He’ll probably go to Princeton, like Einstein. He’ll discover a cure for something we will need to cure. Or maybe he will stand on top of a mountain and proclaim, “No more hate! Stop killing people for running a light! That’s what the courts are for.” At least that’s what I can glean from his persuasive essay. He understands that people get killed for traffic violations. That was the startling fact that came out of his essay, and it took me a while, but I think I understand what he’s getting at. The fly in the ointment for me was his suggestion of bringing the courts in as the actual arbiters of justice, since – and I think you know what I’m getting at here – they’re “part of the problem.” I’m not going to delve into that with a fourth grader, even one who is clearly going to outshine us all at some point in what seems, traveling at his current trajectory, to be the very near future. Still, if I’m being real, his essay was all over the place. LOL. I can’t really deal with it or fix it, but I’ve tried.
“Tried” and “tired” use the same letters, though, so that’s about where I stand with all this. Still, I’d rather read Franklin’s solutions to hatred than another persuasive essay about school uniforms. I tell these children: don’t waste your time. I have sent thousands of your colleagues’ essays up the chain of command and nothing. Not even a response. You will be in those itchy shirts, those sweaty pants for the next several months of your lives. But count them. It’s not that many. Maybe 20? Soon, you shall be free.
And what will you do with your freedom?

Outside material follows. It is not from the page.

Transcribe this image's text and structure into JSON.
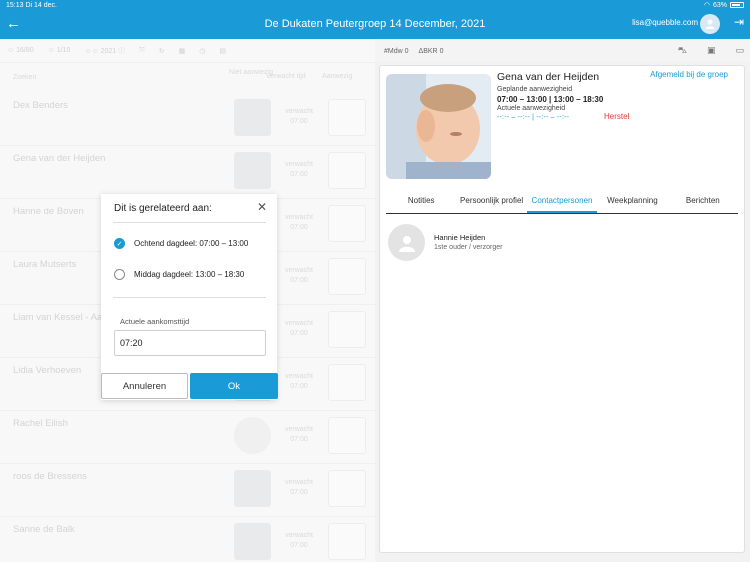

Will you find yourself, decades down the road, writing out report cards for fourth graders, noting sparks in the dull procession of predictable sauceboxes by placing a little star next to their name in your gradebook, constantly checking your Facebook page for likes, eating yogurt with cereal every morning, trudging downstairs for yet another deadly zoom session?
God, I hope not.
Jeanne Jones is a writer, teacher, and former lawyer living in the Washington, D.C. area. Her stories have been published in American Short Fiction, SmokeLong Quarterly, Jellyfish Review, Fanzine, and Juked, among other places. She is a flash reader for Split Lip Magazine.
image: Woody Evans